And the organization's attempt to rebuild itself as a pitching-first model has reaped some unexpected benefits. Lincecum isn't just a two-time Cy Young Award winner; he is a young face to whom a new generation of Giants fans can attach itself as a rooting interest. Lincecum, Matt Cain and Jonathan Sanchez have captured the fancy of the entire fan base. Closer Brian Wilson is a heart attack in a box, but he, too, is a visible, identifiable part of the San Francisco baseball experience.
Zito could have vented over being left off the divisional roster; instead, he blamed himself for not pitching well enough to crack the rotation. Jose Guillen, known as a volatile player in previous career stops, hasn't complained about being phased out of the playoff lineup. Proud veteran Aaron Rowand took his demotion to backup in classy stride. It's as though no one wants to break up the clubhouse vibe.
It's all critical, and it is all working, and that says nothing about the Giants' chances against loaded Philadelphia in the NLCS beginning Saturday. But in some respects, that is the smaller view. In the big picture, San Francisco already has recorded a victory: Barry Bonds really is history now.
Mark Kreidler is a longtime contributor to ESPN.com. His work, "Six Good Innings," was named one of the Top 10 Sports Books of 2009 by Booklist. His next book, "The Voodoo Wave," will be released in 2011 by W.W. Norton. Reach him at email@example.com.
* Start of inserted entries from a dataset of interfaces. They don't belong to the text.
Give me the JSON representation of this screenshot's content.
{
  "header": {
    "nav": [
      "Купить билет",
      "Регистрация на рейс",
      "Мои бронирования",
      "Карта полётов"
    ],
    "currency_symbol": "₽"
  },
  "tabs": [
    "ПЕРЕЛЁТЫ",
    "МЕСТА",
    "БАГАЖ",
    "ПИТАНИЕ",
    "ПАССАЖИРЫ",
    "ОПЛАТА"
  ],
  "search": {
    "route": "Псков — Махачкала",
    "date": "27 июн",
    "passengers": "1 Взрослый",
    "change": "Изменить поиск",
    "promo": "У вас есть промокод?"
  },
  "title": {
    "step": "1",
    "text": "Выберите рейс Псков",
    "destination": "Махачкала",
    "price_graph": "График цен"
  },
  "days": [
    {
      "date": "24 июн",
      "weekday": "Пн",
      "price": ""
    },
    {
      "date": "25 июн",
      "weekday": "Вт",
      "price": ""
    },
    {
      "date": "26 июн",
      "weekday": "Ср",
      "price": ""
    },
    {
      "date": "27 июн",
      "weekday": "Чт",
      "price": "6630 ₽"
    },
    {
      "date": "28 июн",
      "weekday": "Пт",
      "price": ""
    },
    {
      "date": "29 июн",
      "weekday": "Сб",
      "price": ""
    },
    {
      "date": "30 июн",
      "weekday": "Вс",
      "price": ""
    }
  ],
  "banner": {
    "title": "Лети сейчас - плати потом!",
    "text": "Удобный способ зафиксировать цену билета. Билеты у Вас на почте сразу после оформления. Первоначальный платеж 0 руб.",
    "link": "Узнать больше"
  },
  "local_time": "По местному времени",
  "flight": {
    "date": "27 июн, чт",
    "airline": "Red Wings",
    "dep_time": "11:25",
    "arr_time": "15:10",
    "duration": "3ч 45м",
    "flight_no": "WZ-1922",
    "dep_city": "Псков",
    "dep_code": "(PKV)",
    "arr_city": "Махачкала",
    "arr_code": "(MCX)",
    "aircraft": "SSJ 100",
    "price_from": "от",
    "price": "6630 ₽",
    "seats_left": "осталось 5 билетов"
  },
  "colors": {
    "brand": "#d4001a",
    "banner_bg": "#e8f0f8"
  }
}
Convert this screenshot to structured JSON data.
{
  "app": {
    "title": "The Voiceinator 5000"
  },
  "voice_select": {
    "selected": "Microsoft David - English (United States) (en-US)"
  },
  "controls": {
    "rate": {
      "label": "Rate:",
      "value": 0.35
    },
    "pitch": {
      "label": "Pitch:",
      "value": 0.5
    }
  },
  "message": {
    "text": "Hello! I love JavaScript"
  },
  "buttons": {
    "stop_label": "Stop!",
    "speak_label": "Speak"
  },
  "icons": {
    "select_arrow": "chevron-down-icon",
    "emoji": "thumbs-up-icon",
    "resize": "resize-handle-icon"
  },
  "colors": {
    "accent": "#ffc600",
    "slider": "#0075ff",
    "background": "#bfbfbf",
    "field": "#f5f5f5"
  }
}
Tim Lincecum is a good-natured skater-punk kid. Pablo Sandoval is a cuddly goof. But the best reason to like these NLCS-bound Giants? Nobody is looking over his shoulder at the brooding visage of Barry Bonds.